• [INPUT]:
:::::

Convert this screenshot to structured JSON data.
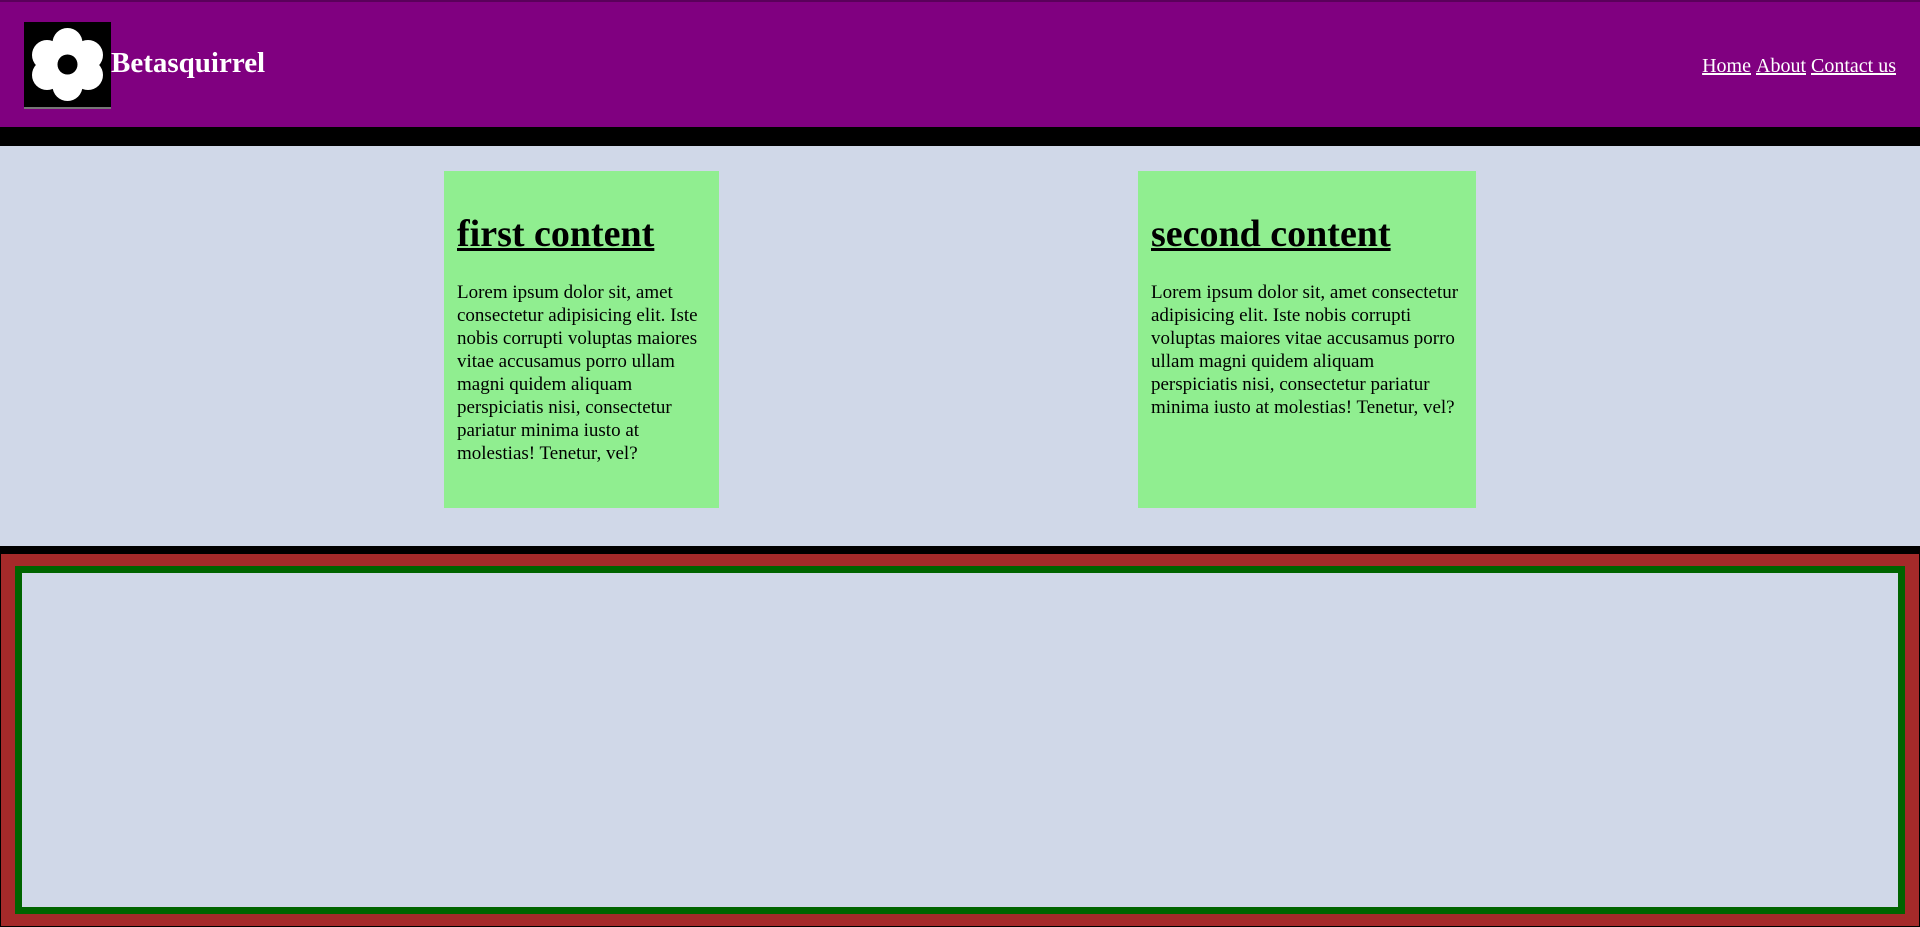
{
  "header": {
    "brand": "Betasquirrel",
    "logo_icon": "flower-icon",
    "background": "#800080",
    "nav": [
      {
        "label": "Home"
      },
      {
        "label": "About"
      },
      {
        "label": "Contact us"
      }
    ]
  },
  "cards": [
    {
      "title": "first content",
      "body": "Lorem ipsum dolor sit, amet consectetur adipisicing elit. Iste nobis corrupti voluptas maiores vitae accusamus porro ullam magni quidem aliquam perspiciatis nisi, consectetur pariatur minima iusto at molestias! Tenetur, vel?"
    },
    {
      "title": "second content",
      "body": "Lorem ipsum dolor sit, amet consectetur adipisicing elit. Iste nobis corrupti voluptas maiores vitae accusamus porro ullam magni quidem aliquam perspiciatis nisi, consectetur pariatur minima iusto at molestias! Tenetur, vel?"
    }
  ],
  "colors": {
    "page_background": "#d0d8e8",
    "card_background": "#90ee90",
    "footer_outer": "#a52a2a",
    "footer_border": "#006400"
  }
}
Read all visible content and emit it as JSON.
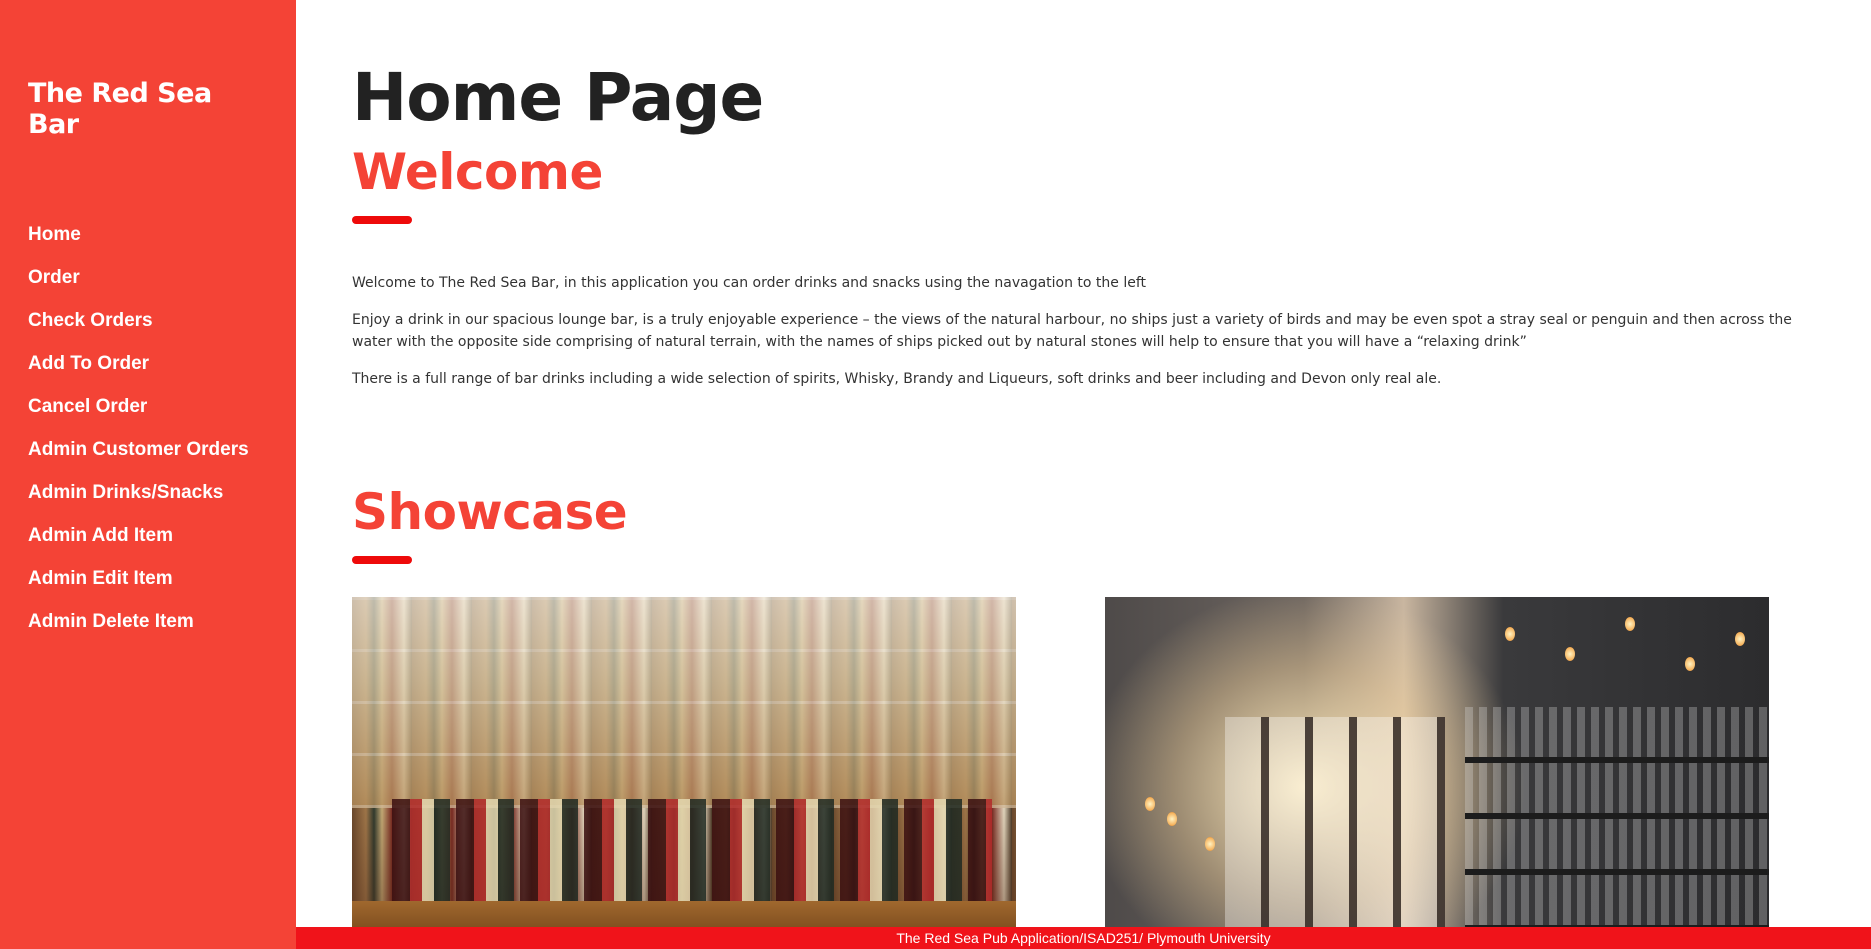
{
  "sidebar": {
    "brand": "The Red Sea Bar",
    "nav": [
      {
        "label": "Home"
      },
      {
        "label": "Order"
      },
      {
        "label": "Check Orders"
      },
      {
        "label": "Add To Order"
      },
      {
        "label": "Cancel Order"
      },
      {
        "label": "Admin Customer Orders"
      },
      {
        "label": "Admin Drinks/Snacks"
      },
      {
        "label": "Admin Add Item"
      },
      {
        "label": "Admin Edit Item"
      },
      {
        "label": "Admin Delete Item"
      }
    ]
  },
  "main": {
    "title": "Home Page",
    "welcome": {
      "heading": "Welcome",
      "paragraphs": [
        "Welcome to The Red Sea Bar, in this application you can order drinks and snacks using the navagation to the left",
        "Enjoy a drink in our spacious lounge bar, is a truly enjoyable experience – the views of the natural harbour, no ships just a variety of birds and may be even spot a stray seal or penguin and then across the water with the opposite side comprising of natural terrain, with the names of ships picked out by natural stones will help to ensure that you will have a “relaxing drink”",
        "There is a full range of bar drinks including a wide selection of spirits, Whisky, Brandy and Liqueurs, soft drinks and beer including and Devon only real ale."
      ]
    },
    "showcase": {
      "heading": "Showcase"
    }
  },
  "footer": {
    "text": "The Red Sea Pub Application/ISAD251/ Plymouth University"
  },
  "colors": {
    "sidebar_bg": "#f44336",
    "accent": "#f44336",
    "underline": "#ee0a0a",
    "footer_bg": "#f0131a"
  }
}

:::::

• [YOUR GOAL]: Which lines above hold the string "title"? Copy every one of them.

• [RESULT OF THE EXERCISE]:
      "title": "first content",
      "title": "second content",
    "title": "Home Page",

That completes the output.